The Maremegmeg Beach Club managing director shares the challenge of keeping a sustainable, eco-friendly business afloat in the middle of COVID-19 pandemic
There’s been a sustained, collective cry for business owners and world leaders to address climate change, and the pandemic only amplified this call. Even without this every-increasing demand, Maremegmeg Beach Club managing director Diego Gabriel E. Alvarez believes that every establishment should have a mind for sustainable living and green practices.
Having grown up in the city that has been acknowledged as the cleanest and greenest city in the country, Alvarez has an innate sense of responsibility of taking care of the environment around him. When his family decided to open Maremegmeg Beach Club in 2019, sustainable living and green practice was already part of the Puerto Princesa resort’s foundation.
“We do everything we can to reduce waste. There is an ordinance in El Nido that bans single use plastic, but that’s not the reason why we have been implementing that,” Alvarez says, adding that they’ve been doing reduced waste practices before the ordinance came out. “We started out with something simple, when the resort wasn’t around yet and we only had the small shack as a bar, we refused to sell plastic bottled water.”
Maregmegmeg Beach Club is named after the coast where it’s located.

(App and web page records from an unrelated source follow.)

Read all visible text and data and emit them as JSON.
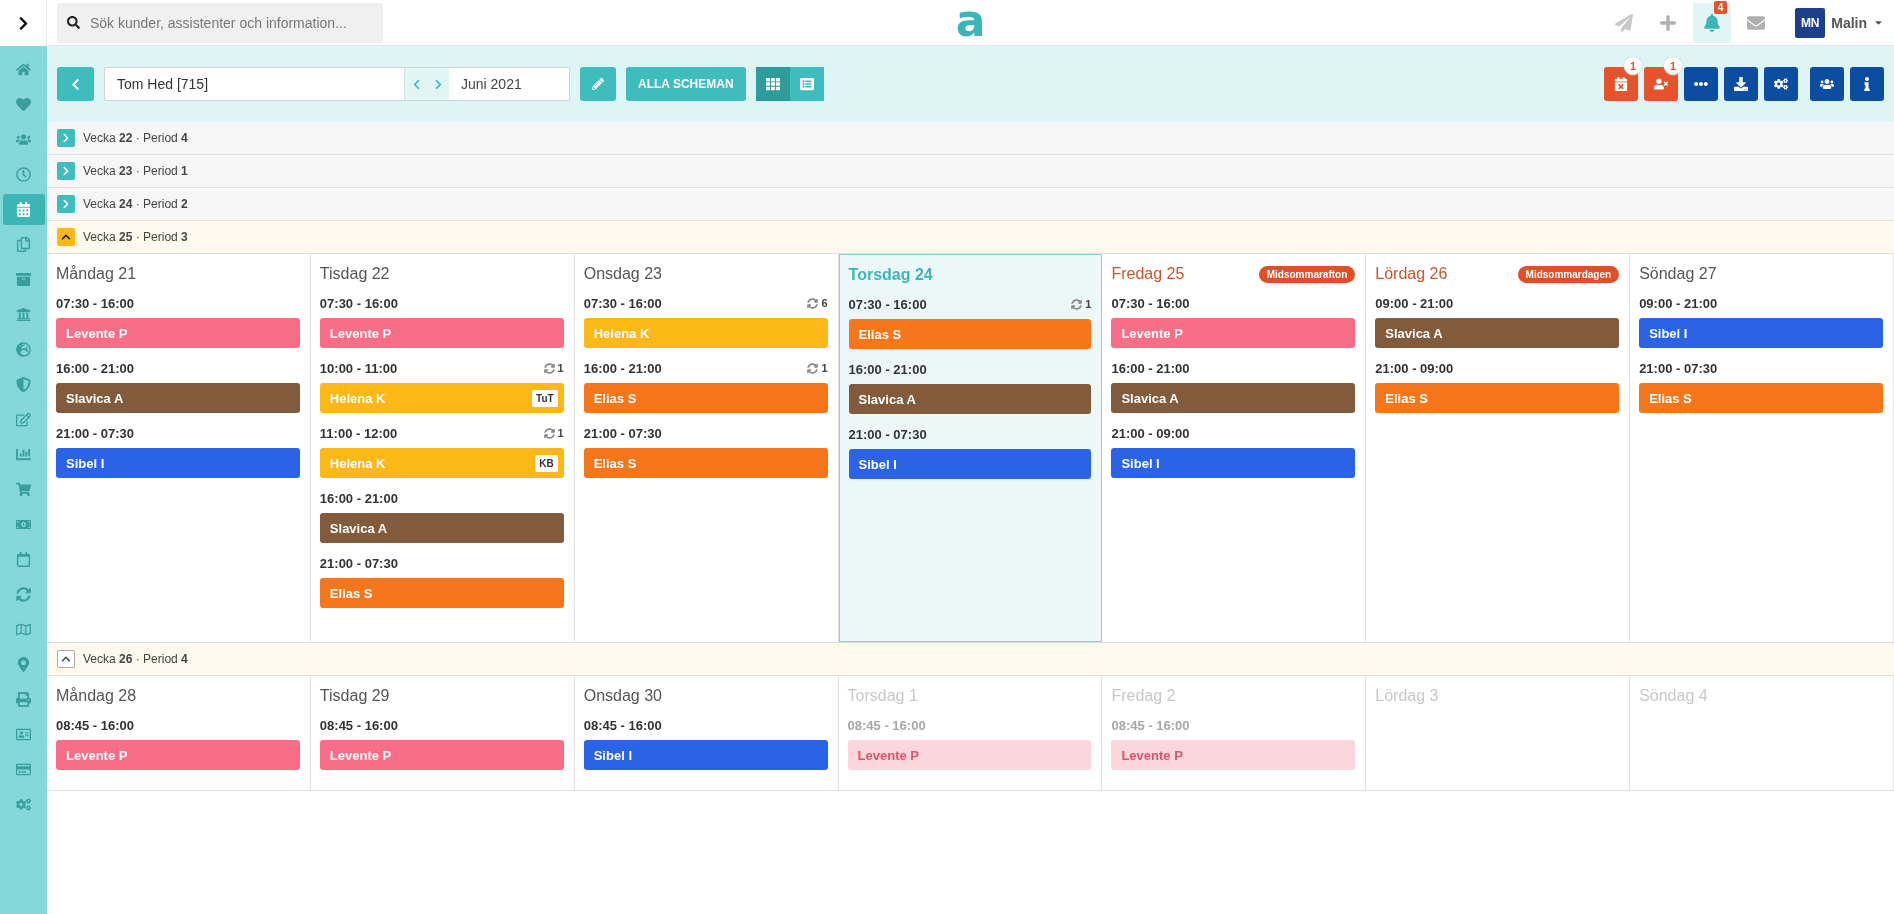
{
  "top_bar": {
    "search": {
      "placeholder": "Sök kunder, assistenter och information..."
    },
    "logo": "a",
    "actions": [
      {
        "selected": false,
        "disabled": true
      },
      {
        "selected": false,
        "disabled": false
      },
      {
        "selected": true,
        "disabled": false,
        "badge": "4"
      },
      {
        "selected": false,
        "disabled": false
      }
    ],
    "user": {
      "initials": "MN",
      "name": "Malin"
    }
  },
  "sidebar": {
    "items": [
      {
        "selected": false
      },
      {
        "selected": false
      },
      {
        "selected": false
      },
      {
        "selected": false
      },
      {
        "selected": true
      },
      {
        "selected": false
      },
      {
        "selected": false
      },
      {
        "selected": false
      },
      {
        "selected": false
      },
      {
        "selected": false
      },
      {
        "selected": false
      },
      {
        "selected": false
      },
      {
        "selected": false
      },
      {
        "selected": false
      },
      {
        "selected": false
      },
      {
        "selected": false
      },
      {
        "selected": false
      },
      {
        "selected": false
      },
      {
        "selected": false
      },
      {
        "selected": false
      },
      {
        "selected": false
      },
      {
        "selected": false
      }
    ]
  },
  "toolbar": {
    "customer": "Tom Hed [715]",
    "month": "Juni 2021",
    "all_schedules": "ALLA SCHEMAN",
    "views": [
      {
        "selected": true
      },
      {
        "selected": false
      }
    ],
    "buttons": [
      {
        "kind": "alert",
        "badge": "1"
      },
      {
        "kind": "alert",
        "badge": "1"
      },
      {
        "kind": "action"
      },
      {
        "kind": "action"
      },
      {
        "kind": "action"
      },
      {
        "kind": "action"
      },
      {
        "kind": "action"
      }
    ]
  },
  "weeks": [
    {
      "label": "Vecka **22** · Period **4**",
      "expanded": false,
      "current": false
    },
    {
      "label": "Vecka **23** · Period **1**",
      "expanded": false,
      "current": false
    },
    {
      "label": "Vecka **24** · Period **2**",
      "expanded": false,
      "current": false
    },
    {
      "label": "Vecka **25** · Period **3**",
      "expanded": true,
      "current": true,
      "days": [
        {
          "name": "Måndag 21",
          "kind": "normal",
          "shifts": [
            {
              "time": "07:30 - 16:00",
              "person": "Levente P",
              "color": "#f76e86"
            },
            {
              "time": "16:00 - 21:00",
              "person": "Slavica A",
              "color": "#825a3c"
            },
            {
              "time": "21:00 - 07:30",
              "person": "Sibel I",
              "color": "#2b63e6"
            }
          ]
        },
        {
          "name": "Tisdag 22",
          "kind": "normal",
          "shifts": [
            {
              "time": "07:30 - 16:00",
              "person": "Levente P",
              "color": "#f76e86"
            },
            {
              "time": "10:00 - 11:00",
              "sync": "1",
              "person": "Helena K",
              "tag": "TuT",
              "color": "#fbb817"
            },
            {
              "time": "11:00 - 12:00",
              "sync": "1",
              "person": "Helena K",
              "tag": "KB",
              "color": "#fbb817"
            },
            {
              "time": "16:00 - 21:00",
              "person": "Slavica A",
              "color": "#825a3c"
            },
            {
              "time": "21:00 - 07:30",
              "person": "Elias S",
              "color": "#f5761b"
            }
          ]
        },
        {
          "name": "Onsdag 23",
          "kind": "normal",
          "shifts": [
            {
              "time": "07:30 - 16:00",
              "sync": "6",
              "person": "Helena K",
              "color": "#fbb817"
            },
            {
              "time": "16:00 - 21:00",
              "sync": "1",
              "person": "Elias S",
              "color": "#f5761b"
            },
            {
              "time": "21:00 - 07:30",
              "person": "Elias S",
              "color": "#f5761b"
            }
          ]
        },
        {
          "name": "Torsdag 24",
          "kind": "today",
          "shifts": [
            {
              "time": "07:30 - 16:00",
              "sync": "1",
              "person": "Elias S",
              "color": "#f5761b"
            },
            {
              "time": "16:00 - 21:00",
              "person": "Slavica A",
              "color": "#825a3c"
            },
            {
              "time": "21:00 - 07:30",
              "person": "Sibel I",
              "color": "#2b63e6"
            }
          ]
        },
        {
          "name": "Fredag 25",
          "kind": "holiday",
          "holiday": "Midsommarafton",
          "shifts": [
            {
              "time": "07:30 - 16:00",
              "person": "Levente P",
              "color": "#f76e86"
            },
            {
              "time": "16:00 - 21:00",
              "person": "Slavica A",
              "color": "#825a3c"
            },
            {
              "time": "21:00 - 09:00",
              "person": "Sibel I",
              "color": "#2b63e6"
            }
          ]
        },
        {
          "name": "Lördag 26",
          "kind": "holiday",
          "holiday": "Midsommardagen",
          "shifts": [
            {
              "time": "09:00 - 21:00",
              "person": "Slavica A",
              "color": "#825a3c"
            },
            {
              "time": "21:00 - 09:00",
              "person": "Elias S",
              "color": "#f5761b"
            }
          ]
        },
        {
          "name": "Söndag 27",
          "kind": "normal",
          "shifts": [
            {
              "time": "09:00 - 21:00",
              "person": "Sibel I",
              "color": "#2b63e6"
            },
            {
              "time": "21:00 - 07:30",
              "person": "Elias S",
              "color": "#f5761b"
            }
          ]
        }
      ]
    },
    {
      "label": "Vecka **26** · Period **4**",
      "expanded": true,
      "current": false,
      "days": [
        {
          "name": "Måndag 28",
          "kind": "normal",
          "shifts": [
            {
              "time": "08:45 - 16:00",
              "person": "Levente P",
              "color": "#f76e86"
            }
          ]
        },
        {
          "name": "Tisdag 29",
          "kind": "normal",
          "shifts": [
            {
              "time": "08:45 - 16:00",
              "person": "Levente P",
              "color": "#f76e86"
            }
          ]
        },
        {
          "name": "Onsdag 30",
          "kind": "normal",
          "shifts": [
            {
              "time": "08:45 - 16:00",
              "person": "Sibel I",
              "color": "#2b63e6"
            }
          ]
        },
        {
          "name": "Torsdag 1",
          "kind": "other_month",
          "shifts": [
            {
              "time": "08:45 - 16:00",
              "person": "Levente P",
              "color": "#fcd6dd"
            }
          ]
        },
        {
          "name": "Fredag 2",
          "kind": "other_month",
          "shifts": [
            {
              "time": "08:45 - 16:00",
              "person": "Levente P",
              "color": "#fcd6dd"
            }
          ]
        },
        {
          "name": "Lördag 3",
          "kind": "other_month"
        },
        {
          "name": "Söndag 4",
          "kind": "other_month"
        }
      ]
    }
  ]
}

The word itself means “malamig lamig” in Cuyunin, a local dialect in Palawan. The resort was a vision of Alvarez’s parents, Antonio and Melanie.
“When we acquired the property, the beach wasn’t as busy as it is today and especially right before the pandemic,” the 28-year-old shares. “We actually started with Maremegmeg Beach Bar first, which started out as a small shack with an iconic swing in the bar before it became what it is today. Basically what inspired us was the beauty of the area and El Nido itself.”
The aspiration to preserve El Nido’s natural, enchanting beauty is what drives them to be always conscious about their environment, Alvarez says, though that means a lot more effort and expenses for the company.
“We moved to eliminating single use plastic in other areas such as take outs, etc. In the resort nowadays even our toothbrush is not made of plastic, we use bamboo toothbrush that people actually really love,” he says. “Our soaps and shampoos are made organically, technically they are edible, by the Tao Philippines women’s association and we use reusable containers.”
Outside the vicinity of their resort, the Maremegmeg Beach Club is also active in supporting clean up drives and other environmental projects.
“We also do a lot of coastal and underwater cleanups around El Nido. I personally attend these and, if I can’t, I usually send my staff or at least make an effort in helping such as lending our boats or sponsoring materials for the cleanups,” Alvarez says. “We also have our own farm, although [it’s] still small, but this helps us in many ways.”
Like most businesses and industries, the beach club was badly affected by COVID-19. Limits on leisure travel left Maremegmeg closed for long periods of time. Despite the setbacks, Maremegmeg is continuously evolving, making sure that they are ready and equipped for the demands of the new normal.
“Honestly, it is quite difficult to keep this up in the new normal right now as being sustainable also incurs a lot of costs, but here at Maremegmeg Beach Club, we strive to keep our past efforts and carry it over to today’s world even if it means sacrificing profit,” Alvarez admits. “Especially today, wherein tourism isn’t exactly active and prices have been lowered, we still haven’t changed our ways and we still stick to our system even if it means that some things have to be sacrificed.”
Moving forward, Alvarez says that despite all the challenges, they are firm in following their suitability goals and standard as a company. Their efforts in reducing waste not only helps them, but El Nido as a whole, and wider adoption of their practices can only lead to positive outcomes.
“We try to advocate sustainability all throughout the municipality as much as we can and help out others if possible. We also try to get supplies that come from sustainable suppliers as much as possible,” he says. “We also try to spread information with our staff and the community through different channels in our efforts to raise awareness.”
The full story on Diego Alvarez is in Volume 2 of Lifestyle Asia 2021.